FIGS. 3, 5, and 7 show the container 12 having a set of drain holes 70 for allowing drainage by gravity of collected water in the container 12 to pass through these holes 70.
The containers 12, 14, and cover 16 may be sewn, as shown by the stiches 68 in FIG. 6, or may be heat sealed in a seam (not shown) where the material is a plastic material described above. In such cases of forming the material the container is reversed by being turned inside out. Reflective material(s) 74 are provided to augment the life vest reflective straps 62, 64.
A radio transceiver 76 is communicatively connected by a cable 78 to a microphone-speaker 80 which is provided a button 82 to energize and deenergize activation of the transceiver 76 by compression of the button 82 through the thickness of the material of the cover and most enlarged portion - 16. A VELCRO ring 11 that opens and closes is used to secure cover 16 to life vest 66 or is similarly secured to a shoulder strap if used by a wearer as a back pack.

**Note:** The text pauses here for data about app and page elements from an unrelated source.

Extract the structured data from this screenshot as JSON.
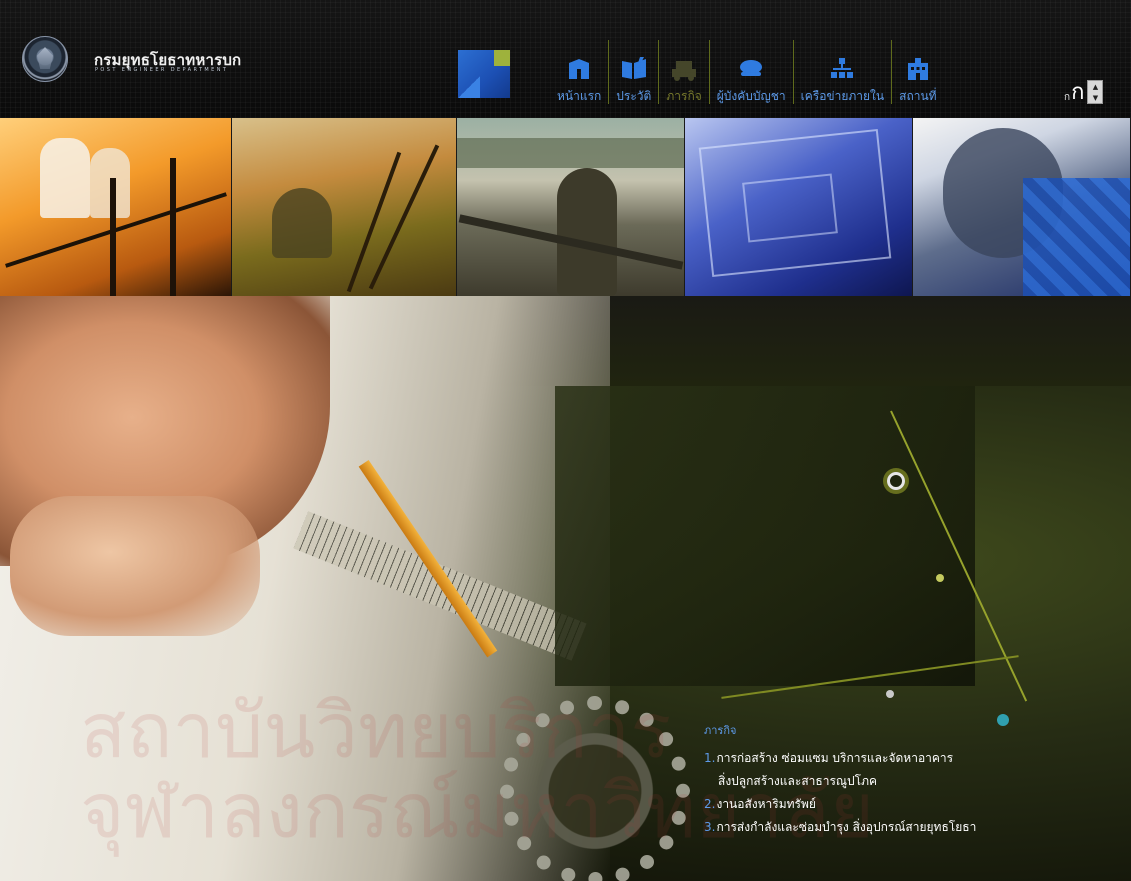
{
  "header": {
    "logo_title": "กรมยุทธโยธาทหารบก",
    "logo_subtitle": "POST ENGINEER DEPARTMENT"
  },
  "nav": {
    "items": [
      {
        "label": "หน้าแรก",
        "icon": "home-icon"
      },
      {
        "label": "ประวัติ",
        "icon": "book-icon"
      },
      {
        "label": "ภารกิจ",
        "icon": "truck-icon"
      },
      {
        "label": "ผู้บังคับบัญชา",
        "icon": "officer-cap-icon"
      },
      {
        "label": "เครือข่ายภายใน",
        "icon": "network-icon"
      },
      {
        "label": "สถานที่",
        "icon": "building-icon"
      }
    ],
    "active_index": 2
  },
  "font_control": {
    "small_glyph": "ก",
    "large_glyph": "ก",
    "up": "▲",
    "down": "▼"
  },
  "mission": {
    "heading": "ภารกิจ",
    "items": [
      {
        "num": "1.",
        "text": "การก่อสร้าง ซ่อมแซม บริการและจัดหาอาคาร",
        "continuation": "สิ่งปลูกสร้างและสาธารณูปโภค"
      },
      {
        "num": "2.",
        "text": "งานอสังหาริมทรัพย์"
      },
      {
        "num": "3.",
        "text": "การส่งกำลังและซ่อมบำรุง สิ่งอุปกรณ์สายยุทธโยธา"
      }
    ]
  },
  "watermark": {
    "line1": "สถาบันวิทยบริการ",
    "line2": "จุฬาลงกรณ์มหาวิทยาลัย"
  },
  "colors": {
    "nav_label": "#5d9ae8",
    "nav_active": "#77792c",
    "nav_divider": "#5f6b1c",
    "brand_blue": "#2c6fd2",
    "brand_green": "#9eb23c"
  }
}
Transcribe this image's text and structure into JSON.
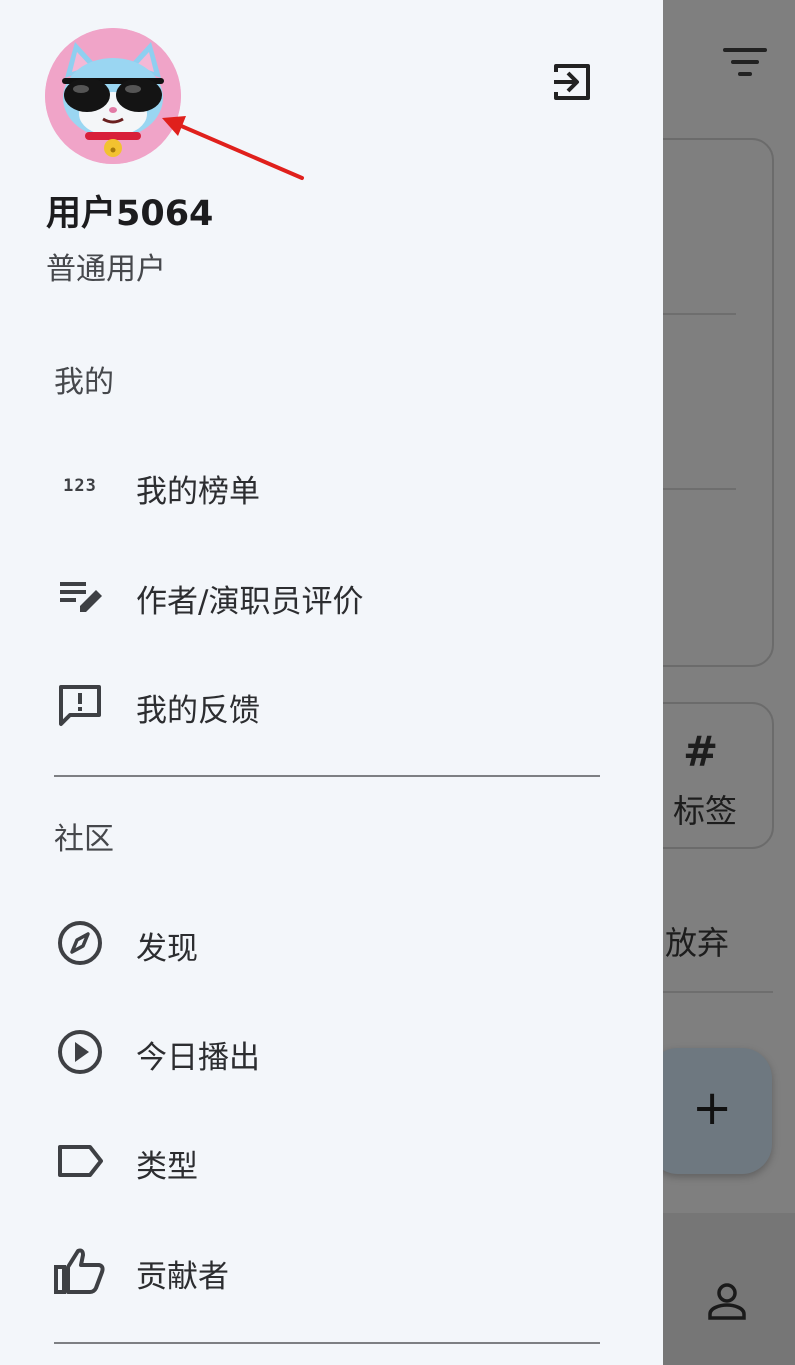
{
  "background": {
    "tag_hash": "#",
    "tag_label": "标签",
    "give_up_label": "放弃",
    "fab_label": "+",
    "icons": {
      "filter": "filter-icon",
      "add": "plus-icon",
      "profile": "person-icon"
    }
  },
  "drawer": {
    "user": {
      "name": "用户5064",
      "role": "普通用户",
      "avatar": "cat-avatar-with-sunglasses"
    },
    "logout_icon": "logout-icon",
    "sections": [
      {
        "title": "我的",
        "items": [
          {
            "label": "我的榜单",
            "icon": "numbers-123-icon",
            "icon_text": "123"
          },
          {
            "label": "作者/演职员评价",
            "icon": "rate-review-icon"
          },
          {
            "label": "我的反馈",
            "icon": "feedback-icon"
          }
        ]
      },
      {
        "title": "社区",
        "items": [
          {
            "label": "发现",
            "icon": "compass-icon"
          },
          {
            "label": "今日播出",
            "icon": "play-circle-icon"
          },
          {
            "label": "类型",
            "icon": "label-tag-icon"
          },
          {
            "label": "贡献者",
            "icon": "thumb-up-icon"
          }
        ]
      }
    ]
  },
  "colors": {
    "drawer_bg": "#f3f6fa",
    "scrim": "#7f7f7f",
    "arrow": "#e0201c",
    "avatar_bg": "#f0a4c8"
  }
}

The purpose of the invention provides that anyone wearing a commercial life vest and needs use of a two way portable radio with external speaker and microphone should accomodate use of the device of the invention. Attachment to a life vest is by means of a set of the four straps and does not restrict use or movements of the wearer while continuously provides easy communications in all weather, bad weather, rain, snow, and the like. Although the device is not intended to provide extended protection if submerged, the drain holes 70 on the bottom of the container 12 force an air pocket to form at the top of the container. It would take several seconds for the water to damage the equipment. Should a wearer fall overboard he would have a good chance to make a transmission with radio transceiver 76.
The apparatus of the protective cover 10 for receiver-speaker equipment and the outer and inner containers 12, 14 of the invention may be so constructed and arranged in its component parts that it may be assembled as a kit or in kit form.
The foregoing is considered as illustrative only of the principles of the invention. Further, since numerous modifications and changes will readily occur to those skilled in the art, it is not desired to limit the invention to the exact construction and operation shown and described, and accordingly, all suitable modifications and equivalents may be resorted to falling within the scope of the invention.